• [EXTRACTED RECORDS]:

■ ■ ■

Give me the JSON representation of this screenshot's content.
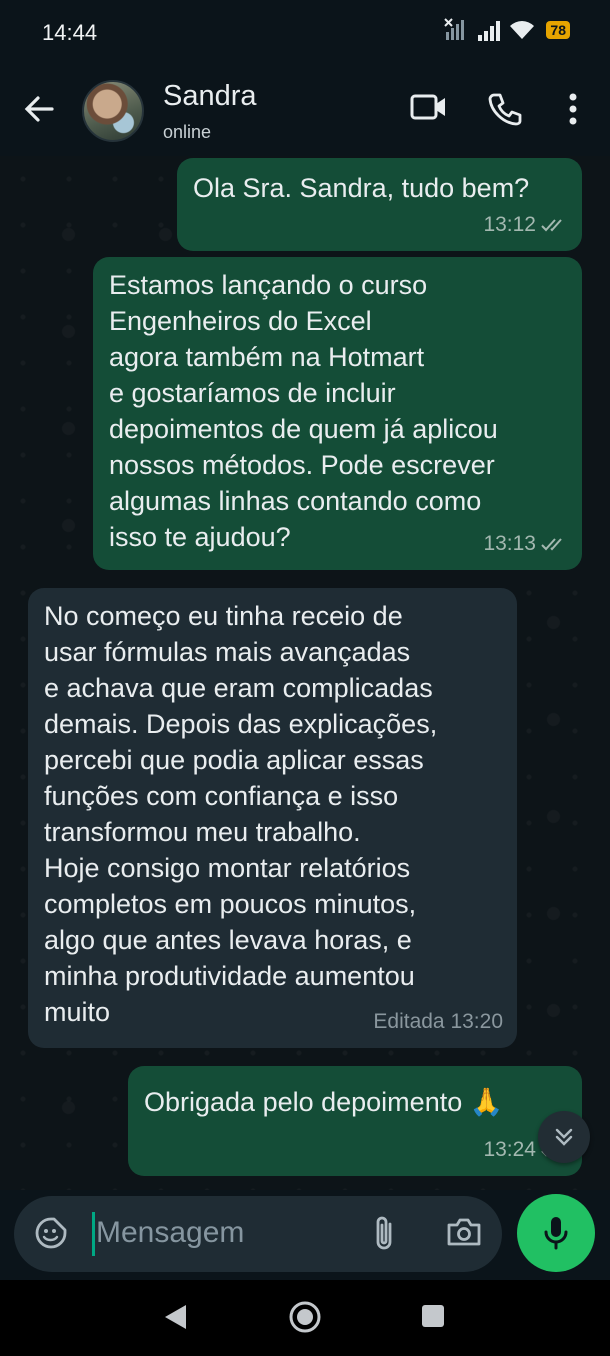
{
  "status_bar": {
    "time": "14:44",
    "battery": "78",
    "icons": [
      "no-signal-icon",
      "signal-icon",
      "wifi-icon",
      "battery-icon"
    ]
  },
  "header": {
    "contact_name": "Sandra",
    "status": "online",
    "icons": [
      "back-arrow-icon",
      "video-call-icon",
      "phone-icon",
      "more-vert-icon"
    ]
  },
  "messages": [
    {
      "direction": "outgoing",
      "text": "Ola Sra. Sandra, tudo bem?",
      "time": "13:12",
      "status": "read"
    },
    {
      "direction": "outgoing",
      "text": "Estamos lançando o curso\nEngenheiros do Excel\nagora também na Hotmart\ne gostaríamos de incluir\ndepoimentos de quem já aplicou\nnossos métodos. Pode escrever\nalgumas linhas contando como\nisso te ajudou?",
      "time": "13:13",
      "status": "read"
    },
    {
      "direction": "incoming",
      "text": "No começo eu tinha receio de\nusar fórmulas mais avançadas\ne achava que eram complicadas\ndemais. Depois das explicações,\npercebi que podia aplicar essas\nfunções com confiança e isso\ntransformou meu trabalho.\nHoje consigo montar relatórios\ncompletos em poucos minutos,\nalgo que antes levava horas, e\nminha produtividade aumentou\nmuito",
      "time": "Editada 13:20"
    },
    {
      "direction": "outgoing",
      "text": "Obrigada pelo depoimento 🙏",
      "time": "13:24",
      "status": "read"
    }
  ],
  "composer": {
    "placeholder": "Mensagem",
    "value": ""
  },
  "colors": {
    "outgoing_bubble": "#144d37",
    "incoming_bubble": "#1f2c34",
    "accent": "#21c063",
    "read_tick": "#a3b8b0"
  }
}
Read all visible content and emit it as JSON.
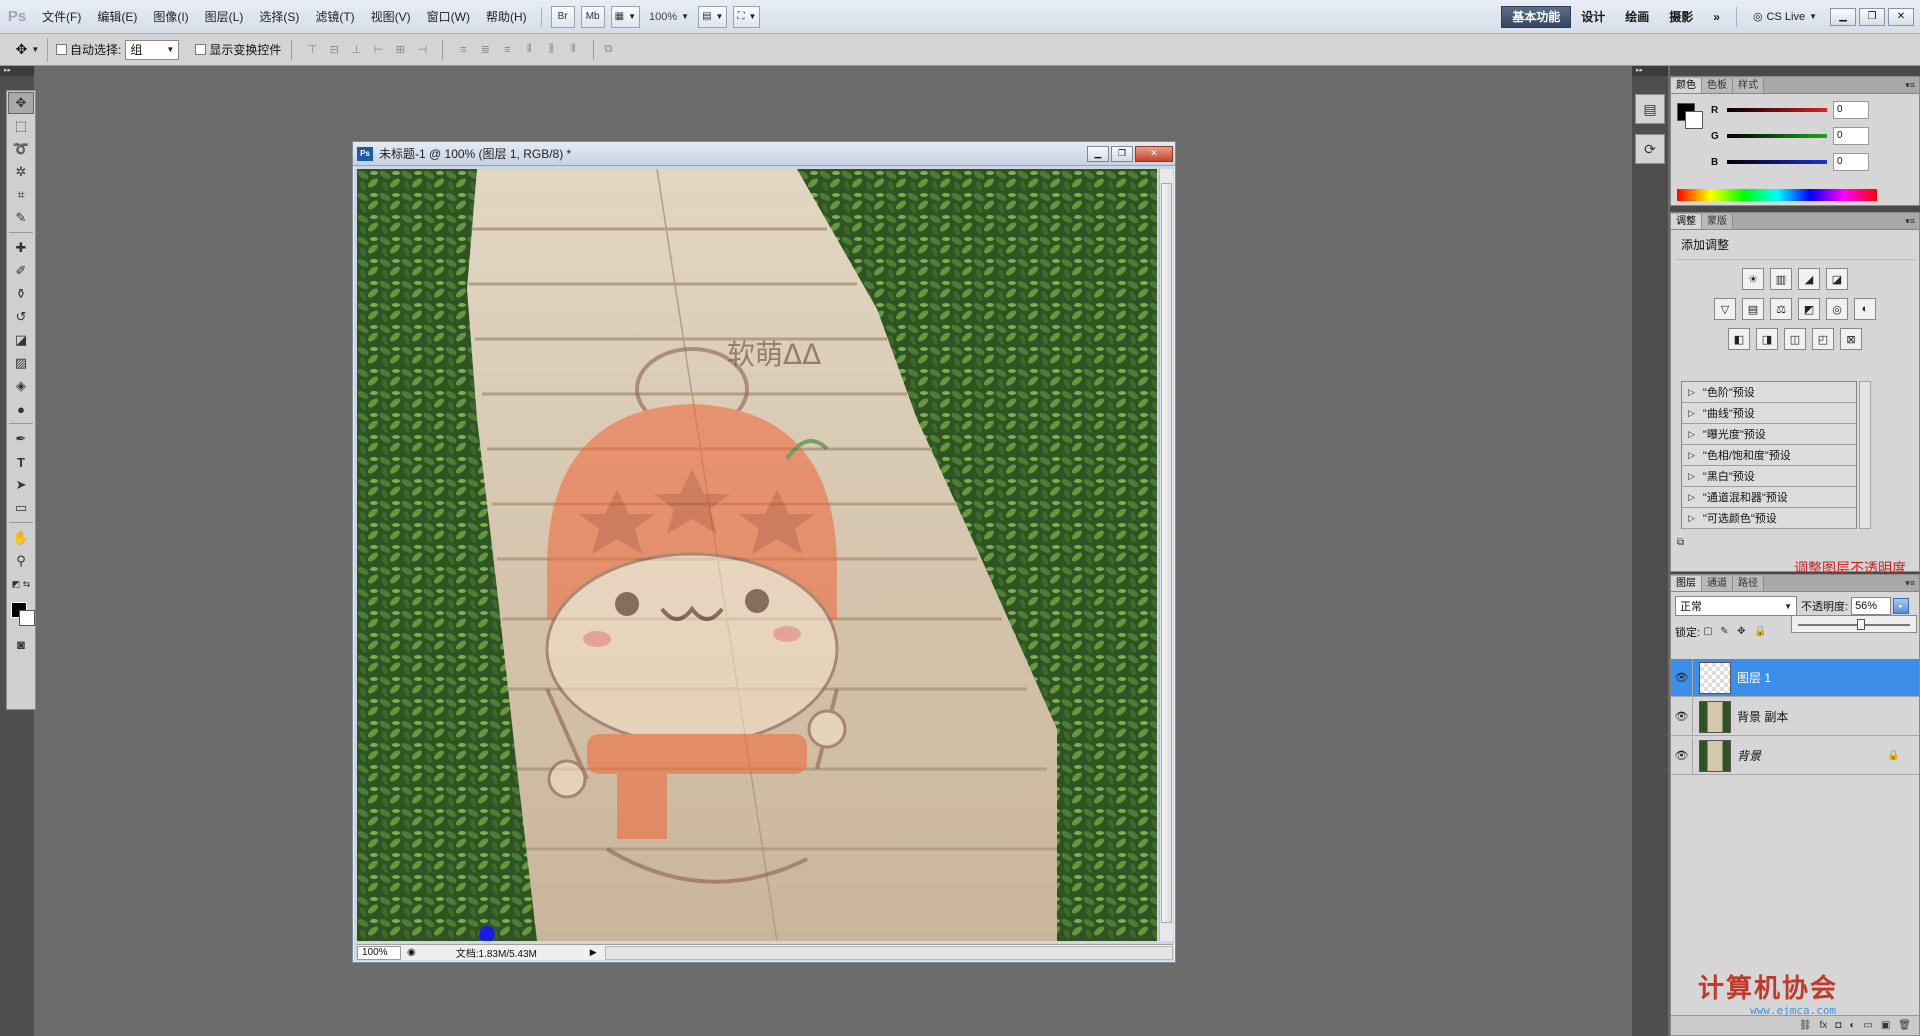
{
  "app": {
    "logo": "Ps",
    "menus": [
      "文件(F)",
      "编辑(E)",
      "图像(I)",
      "图层(L)",
      "选择(S)",
      "滤镜(T)",
      "视图(V)",
      "窗口(W)",
      "帮助(H)"
    ],
    "bridge_btn": "Br",
    "minibridge_btn": "Mb",
    "zoom": "100%",
    "workspaces": [
      "基本功能",
      "设计",
      "绘画",
      "摄影"
    ],
    "more_ws": "»",
    "cs_live": "CS Live"
  },
  "options": {
    "auto_select_label": "自动选择:",
    "auto_select_value": "组",
    "show_transform_label": "显示变换控件"
  },
  "document": {
    "title": "未标题-1 @ 100% (图层 1, RGB/8) *",
    "zoom": "100%",
    "doc_info": "文档:1.83M/5.43M",
    "overlay_text": "软萌ⵠⵠ"
  },
  "color_panel": {
    "tabs": [
      "颜色",
      "色板",
      "样式"
    ],
    "channels": [
      {
        "label": "R",
        "value": "0",
        "color": "#e01f1f"
      },
      {
        "label": "G",
        "value": "0",
        "color": "#1fa51f"
      },
      {
        "label": "B",
        "value": "0",
        "color": "#1f2fd8"
      }
    ]
  },
  "adjust_panel": {
    "tabs": [
      "调整",
      "蒙版"
    ],
    "header": "添加调整",
    "row1": [
      "☀",
      "▥",
      "◢",
      "◪"
    ],
    "row2": [
      "▽",
      "▤",
      "⚖",
      "◩",
      "◎",
      "◐"
    ],
    "row3": [
      "◧",
      "◨",
      "◫",
      "◰",
      "⊠"
    ],
    "presets": [
      "\"色阶\"预设",
      "\"曲线\"预设",
      "\"曝光度\"预设",
      "\"色相/饱和度\"预设",
      "\"黑白\"预设",
      "\"通道混和器\"预设",
      "\"可选颜色\"预设"
    ],
    "red_note": "调整图层不透明度"
  },
  "layers_panel": {
    "tabs": [
      "图层",
      "通道",
      "路径"
    ],
    "blend_mode": "正常",
    "opacity_label": "不透明度:",
    "opacity_value": "56%",
    "opacity_fraction": 0.56,
    "lock_label": "锁定:",
    "layers": [
      {
        "name": "图层 1",
        "selected": true,
        "locked": false
      },
      {
        "name": "背景 副本",
        "selected": false,
        "locked": false
      },
      {
        "name": "背景",
        "selected": false,
        "locked": true
      }
    ]
  },
  "watermark": {
    "text": "计算机协会",
    "url": "www.ejmca.com"
  }
}
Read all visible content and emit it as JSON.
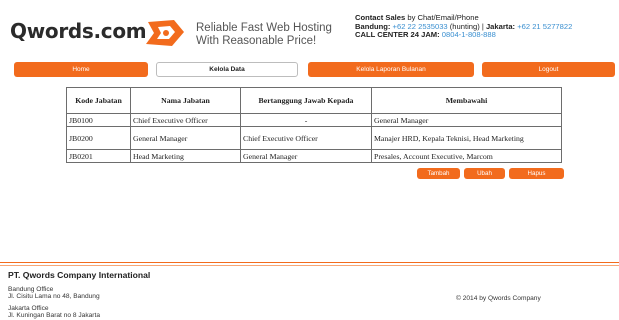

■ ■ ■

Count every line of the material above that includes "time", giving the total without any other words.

• [EXPECTED ANSWER]: 5